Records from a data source
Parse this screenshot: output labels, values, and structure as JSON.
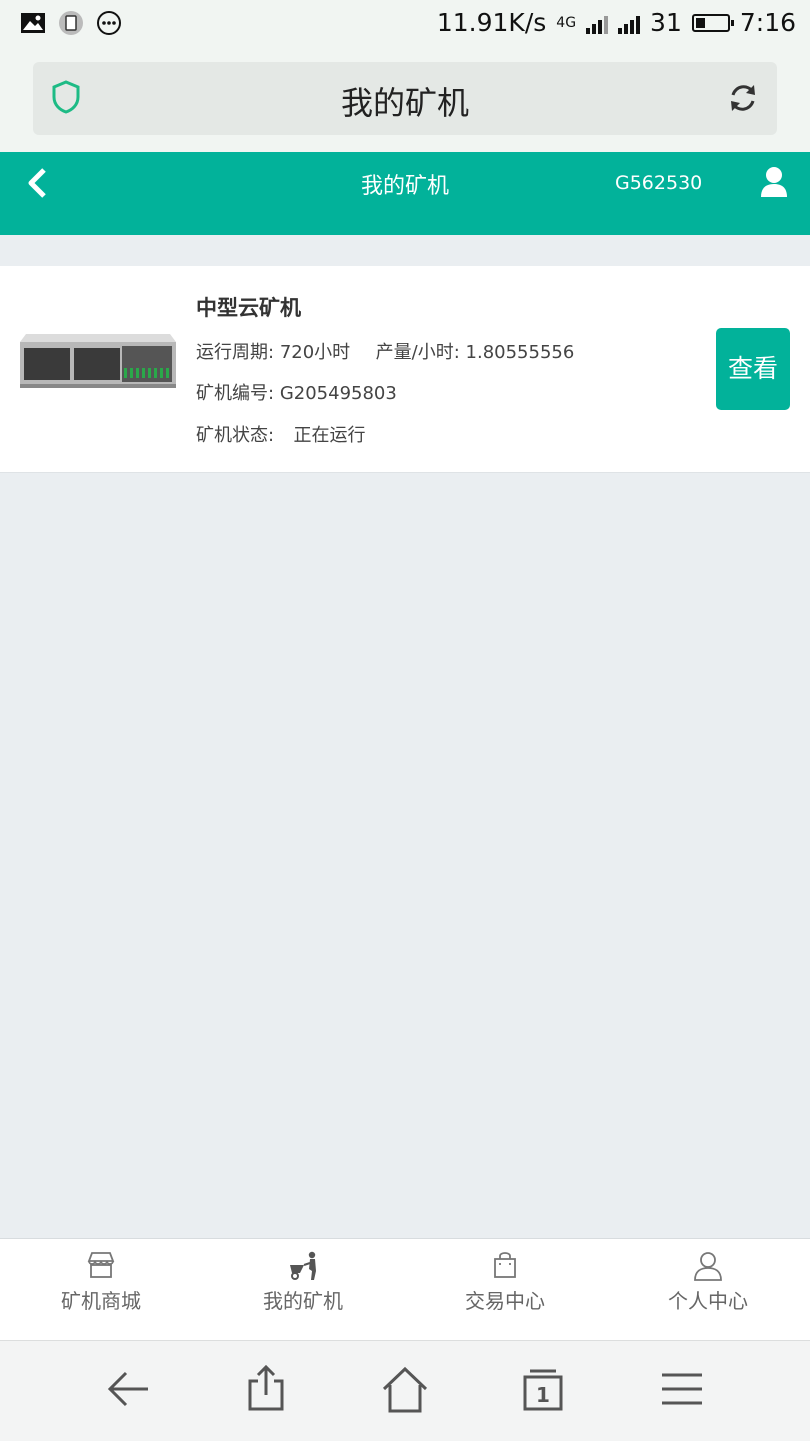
{
  "status_bar": {
    "speed": "11.91K/s",
    "network": "4G",
    "battery": "31",
    "time": "7:16"
  },
  "browser": {
    "title": "我的矿机"
  },
  "header": {
    "title": "我的矿机",
    "user_id": "G562530"
  },
  "machine": {
    "name": "中型云矿机",
    "cycle_label": "运行周期:",
    "cycle_value": "720小时",
    "output_label": "产量/小时:",
    "output_value": "1.80555556",
    "number_label": "矿机编号:",
    "number_value": "G205495803",
    "status_label": "矿机状态:",
    "status_value": "正在运行",
    "view_button": "查看"
  },
  "tabs": [
    {
      "label": "矿机商城",
      "icon": "store-icon"
    },
    {
      "label": "我的矿机",
      "icon": "miner-icon"
    },
    {
      "label": "交易中心",
      "icon": "bag-icon"
    },
    {
      "label": "个人中心",
      "icon": "person-icon"
    }
  ],
  "colors": {
    "accent": "#02b29a",
    "background": "#eaeef1"
  }
}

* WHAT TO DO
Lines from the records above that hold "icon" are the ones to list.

* REPLY
      "icon": "store-icon"
      "icon": "miner-icon"
      "icon": "bag-icon"
      "icon": "person-icon"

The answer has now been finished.